Wall Street Magnate is a new site that opens the market to stock trading newbies. The fantasy trading community launched last month and is packed with real-time updates and data from all major U.S. stock exchanges. The site is designed to appeal to a wide variety of users, ranging from students who want to learn more about capital equities to traders testing out investment strategies.
The site, which launched to the public at the end of May and currently has 24,000 users, was founded and privately funded by securities attorney Lewis Schlossberg and Wall Street trader Laurence Cohen.
After signing up with their email or Facebook account, each Wall Street Magnate “apprentice trader” (your status when you first join the site) gets $100,000 in virtual money and can trade stocks listed on the New York Stock Exchange, NASDAQ or the American Stock Exchange (non-U.S. stocks can also be traded through American depositary receipts (ADR).

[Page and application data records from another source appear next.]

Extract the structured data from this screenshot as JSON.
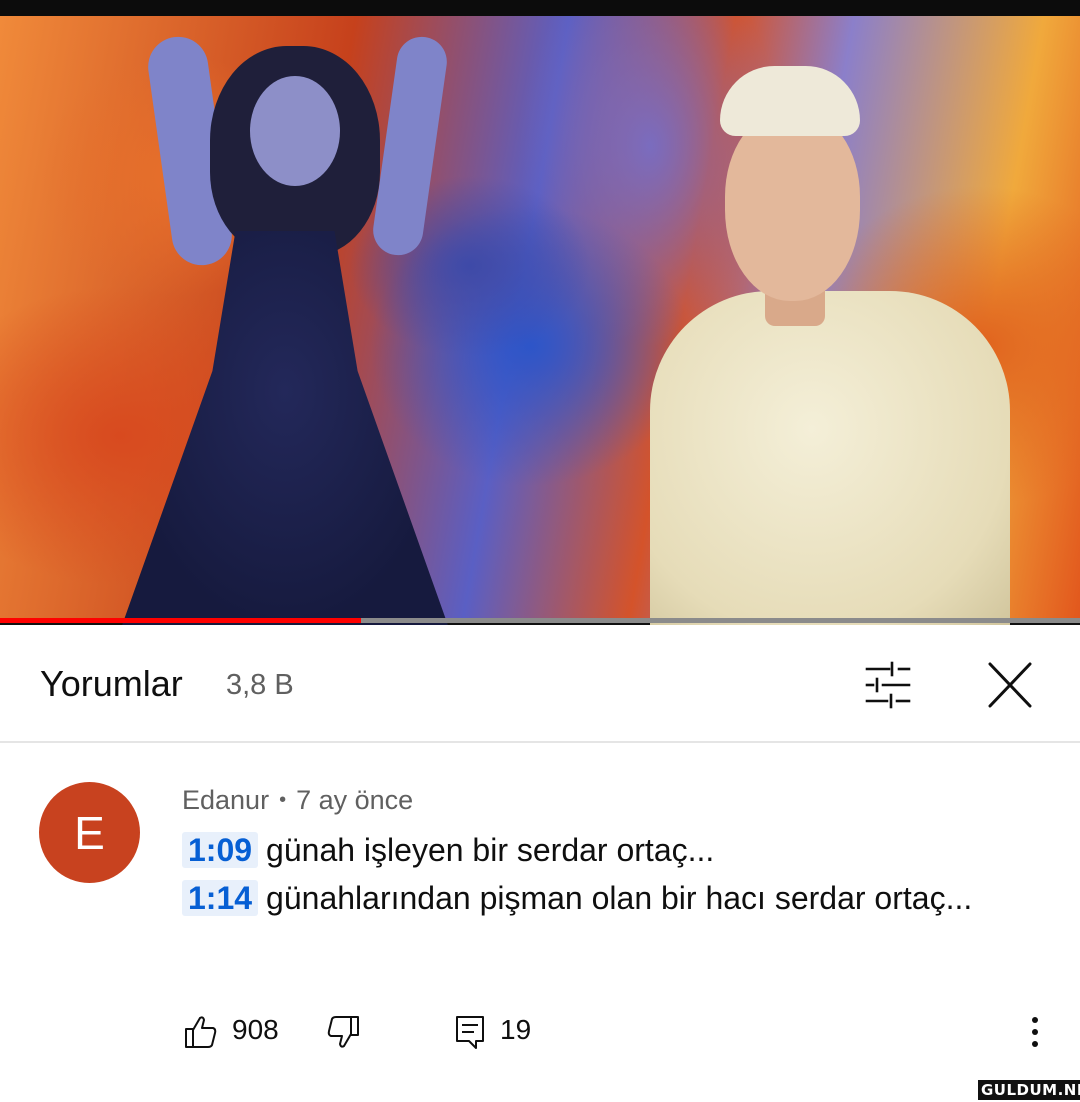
{
  "video": {
    "progress_fraction": 0.334
  },
  "comments_panel": {
    "title": "Yorumlar",
    "count": "3,8 B",
    "filter_icon": "sliders-icon",
    "close_icon": "close-icon"
  },
  "comment": {
    "avatar_letter": "E",
    "avatar_color": "#c8421f",
    "author": "Edanur",
    "separator": "•",
    "time_ago": "7 ay önce",
    "lines": [
      {
        "timestamp": "1:09",
        "text": "günah işleyen bir serdar ortaç..."
      },
      {
        "timestamp": "1:14",
        "text": "günahlarından pişman olan bir hacı serdar ortaç..."
      }
    ],
    "likes": "908",
    "replies": "19",
    "like_icon": "thumbs-up-icon",
    "dislike_icon": "thumbs-down-icon",
    "reply_icon": "comment-icon",
    "more_icon": "more-vertical-icon"
  },
  "watermark": "GULDUM.NET",
  "colors": {
    "progress": "#ff0000",
    "timestamp_link": "#065fd4",
    "secondary_text": "#606060"
  }
}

“The thought of being a Wall Street trader is really exciting, but it seems complicated because there are barriers to entry,” says Cohen. “Lew and I talked about this and saw that there was really nothing out there that lets people trade in an easy and fun way that is also accessible.
Though there are other fantasy trading communities, Schlossberg and Cohen say Wall Street Magnate sets itself apart by offering a vast array of real-time data. A dashboard displays your portfolio’s performance, dividends and splits, shows your trading history and tracks securities you are keeping an eye on. Tabs for hot stocks and financial news (piped in from Yahoo! Finance, Reuters, CNN Money and the Wall Street Journal) and a ticker with the latest trades made on Wall Street Magnate give users the information they need to keep up with the stock market. Pop-up information boxes walk newbies through the trading process and the site avoids confusing jargon.
The site was in open beta for a year as its development team refined Wall Street Magnate’s programming to ensure that the trading stimulation and updates ran smoothly. During that time, Schlossberg and Cohen reached out to school trading clubs. The University of Illinois created a club to compete against other groups and trade collaboratively, while a finance club at Kansas State University held an internal competition on the site.
Another one of Wall Street Magnate’s features is sortable spreadsheets that allow users to track and analyze their trading history and can be exported to Microsoft Excel. The site’s founders say one of Wall Street Magnate’s beta users, a stock broker who wanted to get into the buyside, landed a new job by printing out a detailed history of his impressive history over 1,400 trades and bringing it into an interview with a proprietary trading firm.
“If you are in college and thinking about whether or not you want to be a trader, our site is one way to perfect the craft without losing money. My background is a trader on Wall Street and I lost money. That’s one way to learn,” says Cohen. “But if I was in college and had something like this to practice with, what an amazing advantage that would have been, being able to learn by trial and error without actually using real money.”